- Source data
^^^^

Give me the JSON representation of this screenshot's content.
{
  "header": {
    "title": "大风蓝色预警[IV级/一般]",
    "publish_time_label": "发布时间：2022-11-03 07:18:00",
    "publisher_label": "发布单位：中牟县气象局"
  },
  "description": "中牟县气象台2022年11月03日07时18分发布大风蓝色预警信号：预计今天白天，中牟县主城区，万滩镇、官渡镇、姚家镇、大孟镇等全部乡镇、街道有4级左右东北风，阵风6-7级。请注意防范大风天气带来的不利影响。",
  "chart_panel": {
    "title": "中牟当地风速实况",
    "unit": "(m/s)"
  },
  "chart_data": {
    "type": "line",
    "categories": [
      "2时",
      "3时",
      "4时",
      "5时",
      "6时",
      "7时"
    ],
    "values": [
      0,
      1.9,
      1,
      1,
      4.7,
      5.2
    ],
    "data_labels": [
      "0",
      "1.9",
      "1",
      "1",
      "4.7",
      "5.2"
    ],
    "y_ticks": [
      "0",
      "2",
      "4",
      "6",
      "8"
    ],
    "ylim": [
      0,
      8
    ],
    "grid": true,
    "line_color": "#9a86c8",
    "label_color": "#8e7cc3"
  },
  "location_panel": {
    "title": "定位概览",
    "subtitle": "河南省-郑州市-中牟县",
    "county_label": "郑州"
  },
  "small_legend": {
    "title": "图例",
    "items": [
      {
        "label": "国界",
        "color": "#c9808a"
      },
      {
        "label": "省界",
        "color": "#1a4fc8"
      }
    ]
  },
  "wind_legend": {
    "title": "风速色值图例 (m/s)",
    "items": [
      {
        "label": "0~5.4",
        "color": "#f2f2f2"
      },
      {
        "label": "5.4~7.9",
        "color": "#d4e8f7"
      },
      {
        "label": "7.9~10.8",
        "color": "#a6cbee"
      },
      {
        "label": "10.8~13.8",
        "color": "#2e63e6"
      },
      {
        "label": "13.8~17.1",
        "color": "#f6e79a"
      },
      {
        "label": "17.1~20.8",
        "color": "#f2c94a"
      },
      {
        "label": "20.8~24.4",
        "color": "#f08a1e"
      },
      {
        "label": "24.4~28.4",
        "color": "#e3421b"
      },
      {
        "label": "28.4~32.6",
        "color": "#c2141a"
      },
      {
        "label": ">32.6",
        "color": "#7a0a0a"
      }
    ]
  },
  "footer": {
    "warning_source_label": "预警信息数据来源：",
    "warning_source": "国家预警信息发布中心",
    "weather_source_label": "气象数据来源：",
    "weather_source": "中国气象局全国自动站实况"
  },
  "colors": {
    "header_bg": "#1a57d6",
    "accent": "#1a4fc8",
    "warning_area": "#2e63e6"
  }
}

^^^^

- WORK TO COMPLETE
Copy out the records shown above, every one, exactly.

- RESULT OF THE EXERCISE
Give me the JSON representation of this screenshot's content.
{
  "header": {
    "title": "大风蓝色预警[IV级/一般]",
    "publish_time_label": "发布时间：2022-11-03 07:18:00",
    "publisher_label": "发布单位：中牟县气象局"
  },
  "description": "中牟县气象台2022年11月03日07时18分发布大风蓝色预警信号：预计今天白天，中牟县主城区，万滩镇、官渡镇、姚家镇、大孟镇等全部乡镇、街道有4级左右东北风，阵风6-7级。请注意防范大风天气带来的不利影响。",
  "chart_panel": {
    "title": "中牟当地风速实况",
    "unit": "(m/s)"
  },
  "chart_data": {
    "type": "line",
    "categories": [
      "2时",
      "3时",
      "4时",
      "5时",
      "6时",
      "7时"
    ],
    "values": [
      0,
      1.9,
      1,
      1,
      4.7,
      5.2
    ],
    "data_labels": [
      "0",
      "1.9",
      "1",
      "1",
      "4.7",
      "5.2"
    ],
    "y_ticks": [
      "0",
      "2",
      "4",
      "6",
      "8"
    ],
    "ylim": [
      0,
      8
    ],
    "grid": true,
    "line_color": "#9a86c8",
    "label_color": "#8e7cc3"
  },
  "location_panel": {
    "title": "定位概览",
    "subtitle": "河南省-郑州市-中牟县",
    "county_label": "郑州"
  },
  "small_legend": {
    "title": "图例",
    "items": [
      {
        "label": "国界",
        "color": "#c9808a"
      },
      {
        "label": "省界",
        "color": "#1a4fc8"
      }
    ]
  },
  "wind_legend": {
    "title": "风速色值图例 (m/s)",
    "items": [
      {
        "label": "0~5.4",
        "color": "#f2f2f2"
      },
      {
        "label": "5.4~7.9",
        "color": "#d4e8f7"
      },
      {
        "label": "7.9~10.8",
        "color": "#a6cbee"
      },
      {
        "label": "10.8~13.8",
        "color": "#2e63e6"
      },
      {
        "label": "13.8~17.1",
        "color": "#f6e79a"
      },
      {
        "label": "17.1~20.8",
        "color": "#f2c94a"
      },
      {
        "label": "20.8~24.4",
        "color": "#f08a1e"
      },
      {
        "label": "24.4~28.4",
        "color": "#e3421b"
      },
      {
        "label": "28.4~32.6",
        "color": "#c2141a"
      },
      {
        "label": ">32.6",
        "color": "#7a0a0a"
      }
    ]
  },
  "footer": {
    "warning_source_label": "预警信息数据来源：",
    "warning_source": "国家预警信息发布中心",
    "weather_source_label": "气象数据来源：",
    "weather_source": "中国气象局全国自动站实况"
  },
  "colors": {
    "header_bg": "#1a57d6",
    "accent": "#1a4fc8",
    "warning_area": "#2e63e6"
  }
}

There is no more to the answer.